_MATERIAL FOR THIS TASK_
_ _ _ _ _

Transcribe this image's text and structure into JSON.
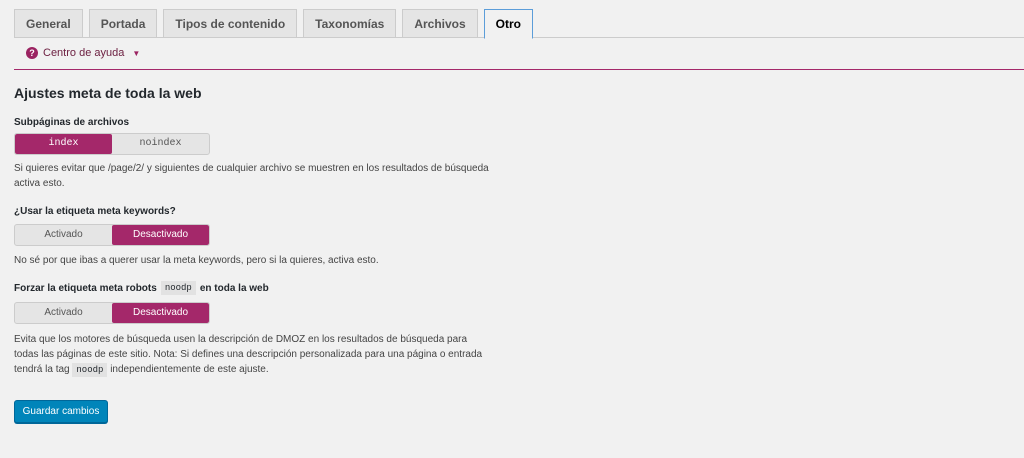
{
  "tabs": [
    {
      "label": "General"
    },
    {
      "label": "Portada"
    },
    {
      "label": "Tipos de contenido"
    },
    {
      "label": "Taxonomías"
    },
    {
      "label": "Archivos"
    },
    {
      "label": "Otro"
    }
  ],
  "active_tab": "Otro",
  "help": {
    "label": "Centro de ayuda",
    "icon": "help-circle-icon"
  },
  "section_title": "Ajustes meta de toda la web",
  "archives": {
    "label": "Subpáginas de archivos",
    "options": [
      "index",
      "noindex"
    ],
    "selected": "index",
    "description": "Si quieres evitar que /page/2/ y siguientes de cualquier archivo se muestren en los resultados de búsqueda activa esto."
  },
  "keywords": {
    "label": "¿Usar la etiqueta meta keywords?",
    "options": [
      "Activado",
      "Desactivado"
    ],
    "selected": "Desactivado",
    "description": "No sé por que ibas a querer usar la meta keywords, pero si la quieres, activa esto."
  },
  "noodp": {
    "label_before": "Forzar la etiqueta meta robots",
    "code": "noodp",
    "label_after": "en toda la web",
    "options": [
      "Activado",
      "Desactivado"
    ],
    "selected": "Desactivado",
    "description_before": "Evita que los motores de búsqueda usen la descripción de DMOZ en los resultados de búsqueda para todas las páginas de este sitio. Nota: Si defines una descripción personalizada para una página o entrada tendrá la tag",
    "description_code": "noodp",
    "description_after": "independientemente de este ajuste."
  },
  "save_label": "Guardar cambios",
  "colors": {
    "accent": "#a4286a",
    "primary_button": "#0085ba"
  }
}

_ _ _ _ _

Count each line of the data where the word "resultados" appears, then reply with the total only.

_WRITTEN SOLUTION_
2